The CER went into operation in late 2023. The 17-kilometre closed road network currently connects the container terminals of Rotterdam World Gateway (RWG), the Delta terminal of Hutchison Ports ECT Rotterdam (ECT), the terminals and depots of QTerminals Kramer Rotterdam (KDD, RCT and DCS) and the State Inspection Terminal of the Customs Authority. The CER is making a major contribution to security, integrity, efficiency and sustainability in the Port of Rotterdam.

Nextlogic operational

After an intensive pilot phase, the green light was given for Nextlogic in January 2023. Nextlogic will allow for the faster handling of inland container vessels and the optimal utilisation of quays. Several parties were scaled up last year, resulting in 1 million container moves being processed and time spent in the port falling by over 20%.

Widening of the Yangtzekanaal

In the years to come, more and increasingly larger container vessels will pass through the Yangtzekanaal to the Maasvlakte terminals. To provide more space for the current vessels and also to allow the ever-larger vessels to pass each other properly, the navigable channel of the Yangtze Canal will be widened along its entire length in the years ahead. The project consists of three subprojects. The first subproject began in September 2023 and it involves the construction of 500 metres of quay immediately alongside the entrance to the port of Rotterdam. Berths, including shore power, are being established at this quay for twelve tugs. Completion and commissioning are planned for early 2025.

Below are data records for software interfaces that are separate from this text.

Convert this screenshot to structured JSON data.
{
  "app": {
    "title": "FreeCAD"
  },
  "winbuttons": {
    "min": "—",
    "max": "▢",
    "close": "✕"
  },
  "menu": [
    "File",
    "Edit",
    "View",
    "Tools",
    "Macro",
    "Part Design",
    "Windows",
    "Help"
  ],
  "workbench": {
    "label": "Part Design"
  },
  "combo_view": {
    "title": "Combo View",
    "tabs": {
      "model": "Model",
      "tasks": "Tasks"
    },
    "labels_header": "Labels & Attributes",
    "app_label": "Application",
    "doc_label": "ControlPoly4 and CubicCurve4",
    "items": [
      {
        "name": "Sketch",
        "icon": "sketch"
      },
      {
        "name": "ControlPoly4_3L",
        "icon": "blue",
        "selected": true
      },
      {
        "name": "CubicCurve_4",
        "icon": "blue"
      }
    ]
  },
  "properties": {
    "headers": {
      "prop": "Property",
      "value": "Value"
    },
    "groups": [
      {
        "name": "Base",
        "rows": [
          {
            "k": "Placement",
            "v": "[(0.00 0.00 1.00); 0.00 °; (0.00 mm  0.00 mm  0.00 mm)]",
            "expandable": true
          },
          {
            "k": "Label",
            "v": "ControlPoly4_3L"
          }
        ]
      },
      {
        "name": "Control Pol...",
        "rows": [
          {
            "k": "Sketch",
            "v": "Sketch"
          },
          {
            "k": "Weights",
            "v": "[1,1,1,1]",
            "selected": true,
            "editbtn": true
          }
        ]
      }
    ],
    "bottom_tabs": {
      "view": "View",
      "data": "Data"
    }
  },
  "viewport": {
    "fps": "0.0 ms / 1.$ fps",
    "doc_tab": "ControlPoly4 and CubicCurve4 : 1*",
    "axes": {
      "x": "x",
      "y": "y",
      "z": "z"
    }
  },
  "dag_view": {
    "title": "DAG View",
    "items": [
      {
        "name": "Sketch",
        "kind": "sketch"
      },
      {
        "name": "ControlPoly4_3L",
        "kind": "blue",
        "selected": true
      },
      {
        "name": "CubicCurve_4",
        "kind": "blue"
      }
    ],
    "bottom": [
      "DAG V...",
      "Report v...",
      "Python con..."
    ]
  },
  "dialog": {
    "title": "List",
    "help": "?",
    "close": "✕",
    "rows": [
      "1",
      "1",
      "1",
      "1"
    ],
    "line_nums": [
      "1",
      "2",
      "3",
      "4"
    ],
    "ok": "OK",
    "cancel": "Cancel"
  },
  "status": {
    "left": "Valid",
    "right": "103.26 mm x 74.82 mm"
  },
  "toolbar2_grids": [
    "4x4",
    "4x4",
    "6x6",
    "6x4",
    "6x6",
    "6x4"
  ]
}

Against the backdrop of geopolitical developments and upcoming elections in several countries, 2024 is also expected to be an unpredictable year. It is all the more important in these turbulent times for the port to maintain a steady course and to implement plans that will further the transition. Construction work will begin on Porthos in 2024 and the development of the second conversion facility will continue. Investment decisions are expected for hydrogen plants, bio-refineries, the Maasvlakte-Zuid rail yard and the Princess Alexia Viaduct on the Maasvlakte. Furthermore, new steps are being taken to establish shore power facilities for cruise vessels, container vessels and RoRo vessels, among others. Work will also continue in 2024 on the deployment and availability of new, renewable fuels, and investments will be made in charging infrastructure for electric trucks to meet the expected demand for sustainable road transportation.

Source: Port of Rotterdam